Miguel Angel Lopez will be an exciting one to watch, but owing to injury he's only raced 19 days so far this year, but he did win the Tour of Austria, taking a fine stage win along the way, and 2nd place in the prologue, and just recently he returned to action in the Vuelta a Burgos where he won the final stage and finished 4th overall. He’s part of a two-prong attack from Astana, with Fabio Aru the other who could have a big say in this race, he is a former winner after all, back in 2015.
Johan Esteban Chaves had a torrid time in the Tour, coming back from injury also, but the longer-term plan was always the Vuelta, where he has gone very well in the past, finishing 5th in 2015 and 3rd last year. He’s joined by the brothers Adam and Simon Yates who also could go very well and could help land Orica-Scott the team classification at 5/4. And the depth of talent goes on and on in this race - Rafal Majka, Wilko Kelderman, Marc Soler, Steven Kruijswijk, Domenico Pozzovivo, Romain Bardet, Woet Poels, Tejay Van Garderen, David de la Cruz, - they all should be prominent and possibly capable of top tens, and may take stages along the way too. But it’s hard to see past Chris Froome from landing his first Vuelta I think.
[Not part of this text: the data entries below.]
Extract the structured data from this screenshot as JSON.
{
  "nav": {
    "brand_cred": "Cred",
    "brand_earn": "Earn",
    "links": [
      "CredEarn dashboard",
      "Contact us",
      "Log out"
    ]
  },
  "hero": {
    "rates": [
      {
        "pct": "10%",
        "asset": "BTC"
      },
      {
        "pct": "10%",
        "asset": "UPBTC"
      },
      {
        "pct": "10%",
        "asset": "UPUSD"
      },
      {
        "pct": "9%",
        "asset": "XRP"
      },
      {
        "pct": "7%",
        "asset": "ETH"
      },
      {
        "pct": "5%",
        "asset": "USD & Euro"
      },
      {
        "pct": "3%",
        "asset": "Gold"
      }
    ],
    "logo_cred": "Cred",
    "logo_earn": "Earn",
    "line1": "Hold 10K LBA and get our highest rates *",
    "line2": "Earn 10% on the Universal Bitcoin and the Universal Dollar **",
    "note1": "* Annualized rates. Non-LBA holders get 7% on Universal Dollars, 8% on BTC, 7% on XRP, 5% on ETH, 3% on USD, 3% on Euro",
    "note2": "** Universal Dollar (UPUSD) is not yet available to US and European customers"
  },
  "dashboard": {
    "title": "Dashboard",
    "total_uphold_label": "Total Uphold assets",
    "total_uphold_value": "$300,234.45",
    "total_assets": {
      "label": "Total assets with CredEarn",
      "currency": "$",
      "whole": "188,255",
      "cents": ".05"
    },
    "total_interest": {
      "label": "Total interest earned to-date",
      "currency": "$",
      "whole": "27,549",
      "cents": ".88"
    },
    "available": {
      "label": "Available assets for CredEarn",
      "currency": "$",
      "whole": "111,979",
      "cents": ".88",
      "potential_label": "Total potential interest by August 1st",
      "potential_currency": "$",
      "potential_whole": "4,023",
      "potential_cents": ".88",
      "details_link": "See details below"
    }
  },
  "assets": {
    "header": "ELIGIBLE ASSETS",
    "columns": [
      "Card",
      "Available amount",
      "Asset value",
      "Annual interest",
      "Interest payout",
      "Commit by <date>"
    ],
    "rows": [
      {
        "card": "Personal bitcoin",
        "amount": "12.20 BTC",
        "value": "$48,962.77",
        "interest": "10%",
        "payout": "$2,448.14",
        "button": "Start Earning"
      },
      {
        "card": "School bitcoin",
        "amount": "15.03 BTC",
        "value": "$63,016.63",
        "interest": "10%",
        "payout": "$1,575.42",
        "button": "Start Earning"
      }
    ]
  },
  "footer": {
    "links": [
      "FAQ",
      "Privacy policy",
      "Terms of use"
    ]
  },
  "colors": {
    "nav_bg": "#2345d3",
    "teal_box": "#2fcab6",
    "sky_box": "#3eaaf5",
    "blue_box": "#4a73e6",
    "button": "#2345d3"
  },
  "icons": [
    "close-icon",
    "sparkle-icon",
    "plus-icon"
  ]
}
He has a very strong team here, will do fine on most of the mountain stages and will destroy them all in the TT. I also think Steven Kruijswijk will surprise a few at a big looking 40/1 and David de la Cruz could be the wild outsider at 100/1.
Omar Fraile looks a good thing to land his third King of the Mountains title in a row, but there’s not a whole lot of value in him at just 11/4, Alexandre Geniez at 28/1 might be an interesting one at a much bigger price. And the Points competition could be literally won by anyone, from Chris Froome, who is 7/2 favourite, to some of the puncheurs like Alaphilippe or the few sprinters in the race like John Degenkolb. I like Matteo Trentin as a bit of an outsider at 16/1, he might go well in a lot of these stages.